Winter of rising trolley numbers forecast as HSE initiatives fail to fix crisis
Emergency departments are on course for a nightmare winter, as the numbers left waiting on trolleys continue to rise in many hospitals.
Records compiled by the Irish Nurses and Midwives Organisation (INMO) show that 57,674 patients admitted for care spent time on an A&E trolley in the first seven months of the year.
Health Minister Simon Harris has been in contact with chiefs in the HSE to "express his concerns" and seek assurances "that actions are being taken to address this urgently".

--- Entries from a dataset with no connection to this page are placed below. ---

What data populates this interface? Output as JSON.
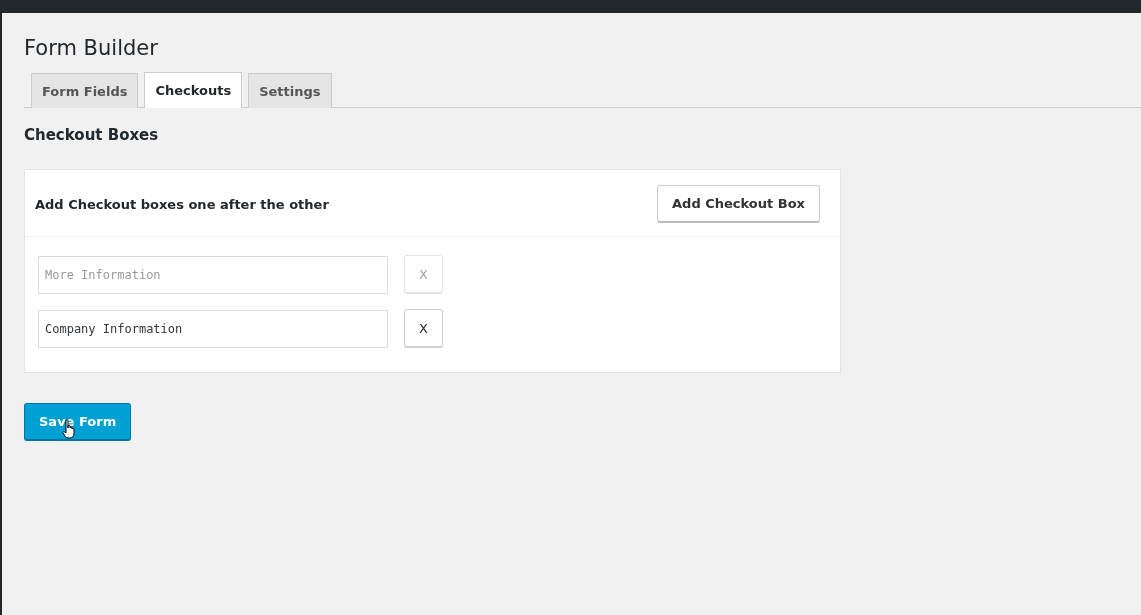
{
  "page": {
    "title": "Form Builder"
  },
  "tabs": [
    {
      "label": "Form Fields",
      "selected": false
    },
    {
      "label": "Checkouts",
      "selected": true
    },
    {
      "label": "Settings",
      "selected": false
    }
  ],
  "section": {
    "heading": "Checkout Boxes"
  },
  "card": {
    "instruction": "Add Checkout boxes one after the other",
    "add_button": "Add Checkout Box",
    "boxes": [
      {
        "placeholder": "More Information",
        "remove_label": "X",
        "disabled": true
      },
      {
        "value": "Company Information",
        "remove_label": "X",
        "disabled": false
      }
    ]
  },
  "save_button": "Save Form"
}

However, the INMO says the latest figures show a series of initiatives already taken by the HSE are failing to make a significant impact.

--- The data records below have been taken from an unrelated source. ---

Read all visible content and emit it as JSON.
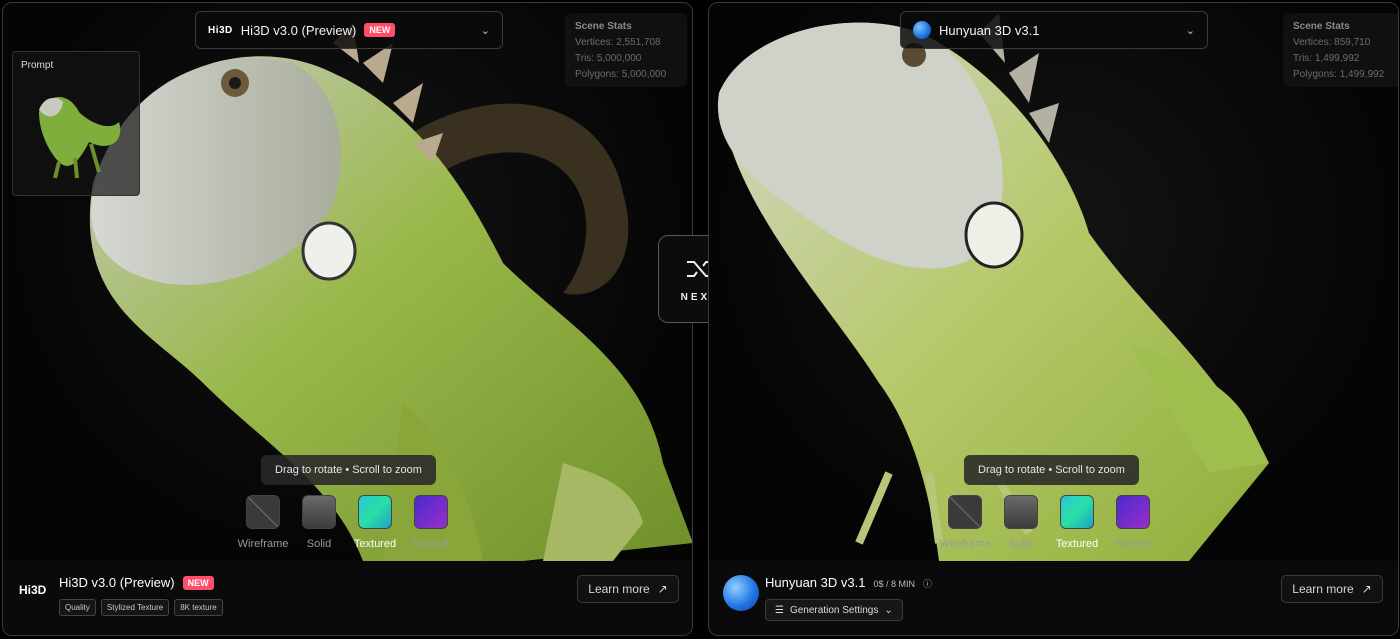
{
  "left": {
    "model_select": {
      "logo": "Hi3D",
      "name": "Hi3D v3.0 (Preview)",
      "badge": "NEW"
    },
    "stats": {
      "title": "Scene Stats",
      "vertices": "Vertices: 2,551,708",
      "tris": "Tris: 5,000,000",
      "polygons": "Polygons: 5,000,000"
    },
    "prompt_label": "Prompt",
    "hint": "Drag to rotate • Scroll to zoom",
    "modes": [
      "Wireframe",
      "Solid",
      "Textured",
      "Normal"
    ],
    "active_mode": "Textured",
    "footer": {
      "logo": "Hi3D",
      "title": "Hi3D v3.0 (Preview)",
      "badge": "NEW",
      "tags": [
        "Quality",
        "Stylized Texture",
        "8K texture"
      ],
      "learn_more": "Learn more"
    }
  },
  "right": {
    "model_select": {
      "name": "Hunyuan 3D v3.1"
    },
    "stats": {
      "title": "Scene Stats",
      "vertices": "Vertices: 859,710",
      "tris": "Tris: 1,499,992",
      "polygons": "Polygons: 1,499,992"
    },
    "hint": "Drag to rotate • Scroll to zoom",
    "modes": [
      "Wireframe",
      "Solid",
      "Textured",
      "Normal"
    ],
    "active_mode": "Textured",
    "footer": {
      "title": "Hunyuan 3D v3.1",
      "cost": "0$ / 8 MIN",
      "gen_settings": "Generation Settings",
      "learn_more": "Learn more"
    }
  },
  "next_label": "NEXT",
  "colors": {
    "accent_new": "#ff4d6a",
    "iguana_green": "#9cc23c",
    "iguana_gray": "#cfd3c8"
  }
}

"The record levels of patients on trolleys, in the first seven months, is most alarming as we prepare for the autumn/winter period," INMO General Secretary Liam Doran said.
"These figures are further confirmation that our health service continues to be too small and, regardless of the initiatives that have been taken, demand continues to outstrip the capacity of the health service to provide timely, appropriate and dignified care."
He argued the minister must prioritise community nursing services and solve the "recruitment/retention crisis facing nursing".
Separate figures this week showed that nearly 6,000 people aged over 75 were among those left on trolleys for more than 24 hours.
The HSE said 615,874 patients attended an Emergency Department (ED) in the first six months of the year. This is an increase of almost 2pc on 2016.
The health body also pointed out that the population is ageing, which translates "into increased reliance and usage of scheduled and unscheduled care resources".
"The HSE recognises the importance of a system-wide focus on improving patient experience times, particularly in respect of older persons.
"To this end, the Integrated Care Programme for Older Persons, in conjunction with acute hospitals and respective community-based services, is implementing a comprehensive programme of improvements aimed at increasing hospital avoidance, improved patient pathways, as well as timely and safe discharge for older persons," the HSE said.
It added there has been an overall reduction of 1.6pc in the numbers on trolleys when compared to last year.
The Department of Health said the HSE's Special Delivery Unit has been working closely with those hospitals currently experiencing ED pressures "to improve patient flow and to reduce the number of patients on trolleys".
Mr Harris will be meeting with HSE officials and the National Treatment Purchase Fund next week to address waiting times for hospital procedures and trolley numbers.
"The Department of Health and the HSE are currently working intensively on the development of a plan to be implemented over the coming months aimed at improving access to emergency care and reducing trolley numbers," a spokesperson said.